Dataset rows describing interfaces
################

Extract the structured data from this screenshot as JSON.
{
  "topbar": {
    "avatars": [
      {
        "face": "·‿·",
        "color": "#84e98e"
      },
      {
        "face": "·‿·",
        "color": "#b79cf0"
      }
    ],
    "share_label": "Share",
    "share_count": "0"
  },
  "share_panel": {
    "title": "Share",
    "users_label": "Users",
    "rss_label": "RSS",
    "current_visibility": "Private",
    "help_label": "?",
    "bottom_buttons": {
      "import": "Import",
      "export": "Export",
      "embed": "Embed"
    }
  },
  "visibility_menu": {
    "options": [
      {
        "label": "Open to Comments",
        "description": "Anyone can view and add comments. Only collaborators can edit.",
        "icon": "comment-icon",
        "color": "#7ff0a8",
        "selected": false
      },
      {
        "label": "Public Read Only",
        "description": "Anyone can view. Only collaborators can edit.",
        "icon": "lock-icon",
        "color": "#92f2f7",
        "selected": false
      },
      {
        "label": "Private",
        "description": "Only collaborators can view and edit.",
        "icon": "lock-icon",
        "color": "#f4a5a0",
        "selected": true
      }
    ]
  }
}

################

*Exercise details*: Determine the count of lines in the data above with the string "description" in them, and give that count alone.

*Response*: 3